and then against $D$ if $E>B$, or against $A$ if $E<B$. These fourth and fifth weighings tell you the exact order of $D, E, B$ and $A$. For example, you might find that $D>B>A>E$. It does not matter which of the possibilities you find; the important facts are that you know the order and that the second lightest and the lightest are not $D$.
For the sixth weighing, weigh coin $C$ against the second lightest of the other coins. In our example, we would weigh $C$ versus $A$. Then the only doubt left is the relative weight of $C$ and just one other coin. In our example, if $C>A$ then we can complete the full ordering by weighing $C$ versus $B$ because we already know that $D>C$.
Thus the seventh weighing determines the complete order.
The way to figure this out was:
Without loss of generality, one can assume that the first weighing tells you that coin $B$ is heavier than coin $A$ (written as $B>A$). Then there are only two classes of choices of next weighings:
(1) Weigh coin $C$ against coin $A$ (or any equivalent weighing against an already-weighed coin): Here, a possible result is $C>A$ which leaves 40 allowed orders. Since each weighing provides only one bit of information, discerning among $40$ orders requires at least six weighings, for a total of eight.
(2) Weigh coin $C$ against coin $D$ (or any equivalent weighing of two not-yet-weighed coins): Then there are three classs of next weighing choices available.
(2a) If the third weighing is $E$ versus $D$ (or any of the already-weighed coins) then one possibility says that $E<D$, which leaves $20$ allowed orders, requiring at least $5$ further weighings, for a total of eight.
(2b) If the third weighing is $D$ versus $A$ (or equivalently $B$ versus $C$) then the answer $D>A$ leaves $25$ possible orderings (slotting $E$ into any of $5$ positions, with the first four ordered $DCBA, DBCA, DBAC, BDAC$ or $BDCA$)
which again requires at least $5$ further weighings, for a total of at least eight.
(2c) If the third weighing is $D$ versus $B$ (or equivalently $A$ versus $C$)

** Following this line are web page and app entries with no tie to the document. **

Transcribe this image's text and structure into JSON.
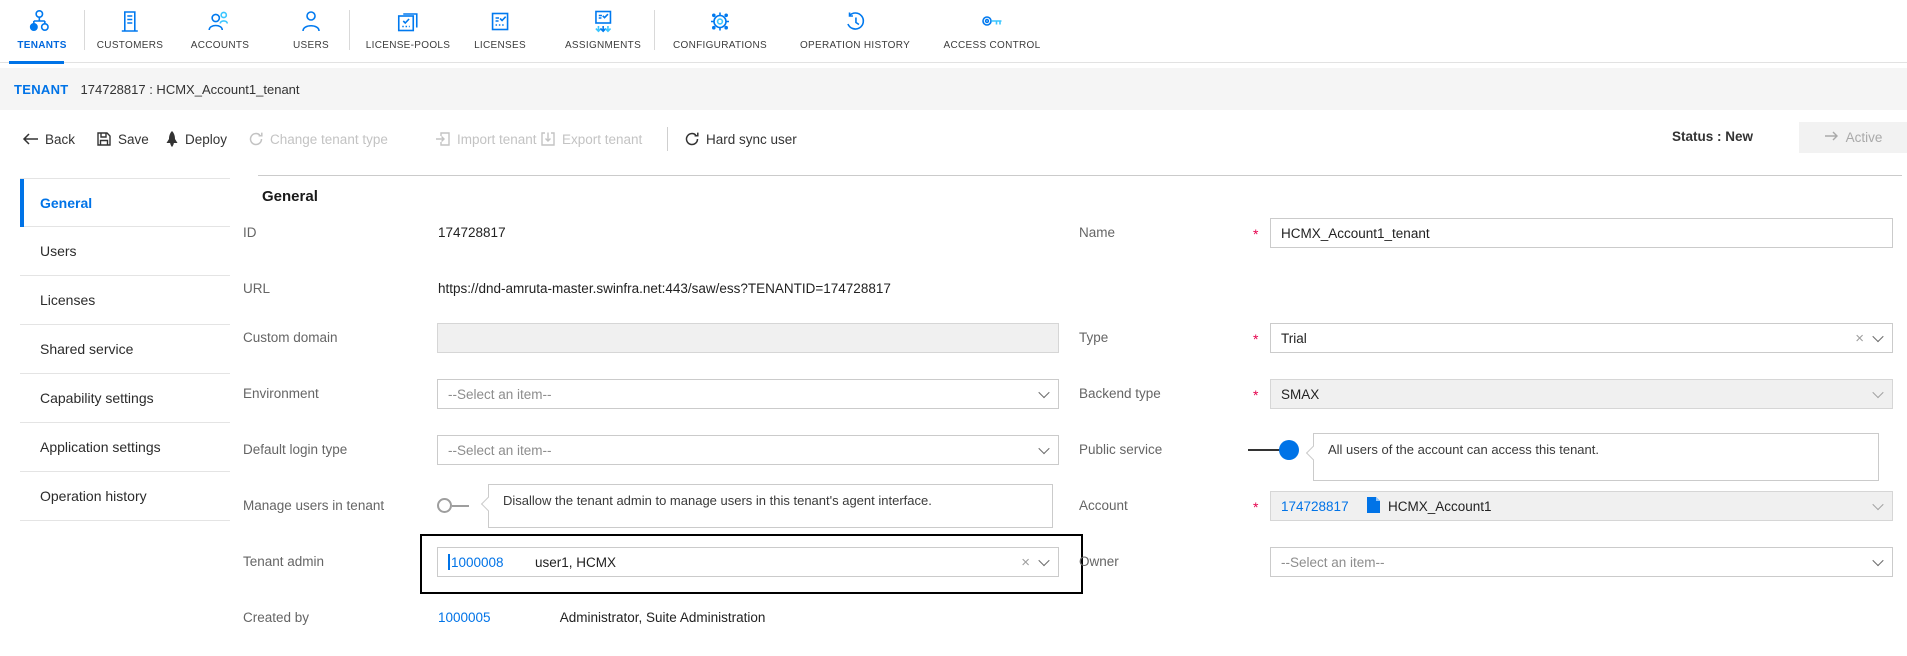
{
  "colors": {
    "accent_blue": "#0073e7",
    "icon_blue": "#0079ef",
    "icon_cyan": "#3bc6ff",
    "required_red": "#e5004c",
    "disabled_bg": "#f0f0f0"
  },
  "nav": {
    "items": [
      {
        "label": "TENANTS",
        "active": true
      },
      {
        "label": "CUSTOMERS"
      },
      {
        "label": "ACCOUNTS"
      },
      {
        "label": "USERS"
      },
      {
        "label": "LICENSE-POOLS"
      },
      {
        "label": "LICENSES"
      },
      {
        "label": "ASSIGNMENTS"
      },
      {
        "label": "CONFIGURATIONS"
      },
      {
        "label": "OPERATION HISTORY"
      },
      {
        "label": "ACCESS CONTROL"
      }
    ]
  },
  "tenant_bar": {
    "label": "TENANT",
    "value": "174728817 : HCMX_Account1_tenant"
  },
  "toolbar": {
    "back": "Back",
    "save": "Save",
    "deploy": "Deploy",
    "change_tenant_type": "Change tenant type",
    "import_tenant": "Import tenant",
    "export_tenant": "Export tenant",
    "hard_sync_user": "Hard sync user",
    "status_label": "Status : New",
    "active_button": "Active"
  },
  "sidebar": {
    "items": [
      {
        "label": "General",
        "active": true
      },
      {
        "label": "Users"
      },
      {
        "label": "Licenses"
      },
      {
        "label": "Shared service"
      },
      {
        "label": "Capability settings"
      },
      {
        "label": "Application settings"
      },
      {
        "label": "Operation history"
      }
    ]
  },
  "form": {
    "heading": "General",
    "left": {
      "id": {
        "label": "ID",
        "value": "174728817"
      },
      "url": {
        "label": "URL",
        "value": "https://dnd-amruta-master.swinfra.net:443/saw/ess?TENANTID=174728817"
      },
      "custom_domain": {
        "label": "Custom domain",
        "value": ""
      },
      "environment": {
        "label": "Environment",
        "placeholder": "--Select an item--"
      },
      "default_login_type": {
        "label": "Default login type",
        "placeholder": "--Select an item--"
      },
      "manage_users": {
        "label": "Manage users in tenant",
        "toggle": "off",
        "tooltip": "Disallow the tenant admin to manage users in this tenant's agent interface."
      },
      "tenant_admin": {
        "label": "Tenant admin",
        "id_value": "1000008",
        "name_value": "user1, HCMX"
      },
      "created_by": {
        "label": "Created by",
        "id_value": "1000005",
        "name_value": "Administrator, Suite Administration"
      }
    },
    "right": {
      "name": {
        "label": "Name",
        "required": "*",
        "value": "HCMX_Account1_tenant"
      },
      "type": {
        "label": "Type",
        "required": "*",
        "value": "Trial"
      },
      "backend_type": {
        "label": "Backend type",
        "required": "*",
        "value": "SMAX"
      },
      "public_service": {
        "label": "Public service",
        "toggle": "on",
        "tooltip": "All users of the account can access this tenant."
      },
      "account": {
        "label": "Account",
        "required": "*",
        "id_value": "174728817",
        "name_value": "HCMX_Account1"
      },
      "owner": {
        "label": "Owner",
        "placeholder": "--Select an item--"
      }
    }
  }
}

then the answer must be equivalent to $D>B$. So $D>B>A$ and you can slot $C$ into any of three positions (but not into $C>D$) and then $E$ into any of $5$ positions. With $15$ allowed possibilities, it might still be possible to discern the ordering in only four more weighings.
So assume we have (in three weighings) $D>B>A$ and $D>C$. The next weighing needs to involve coin $E$ because if we weigh $C$ against $B$ or $A$ there will be some chance of leaving two remaining positions possible for $C$, thus two times five remaining allowed orderings, which cannot be disambiguated in only three further weighings.
3a) Say the next choice (the 4th weighing) is to weigh $E$ versus $B$ (this is the obvious one to try because $D>B>A$). Then if we find $E<B$ we will end up knowing that $D>B>E>A$ or $D>B>A>E$. We spend our fifth weighing on $A$ versus $E$ to fully order those four. Since we know $D>C$ we can now find where $C$ belongs in only two more weighings (starting from weighing $C$ against the second lightest of the others), for a total of seven weighings.
Similarly, if we find $E>B$ we will end up knowing that $D>E>B>A$ or $E>D>B>A$.
We spend our fifth weighing on $D$ versus $E$ to fully order those four. And again we can properly place $$ in two more wiehings, for a total of seven.
(3b) If the fourth weighing were to be $E$ versus $A$ or $E$ versus $D$, then we would require eight weighings in the end.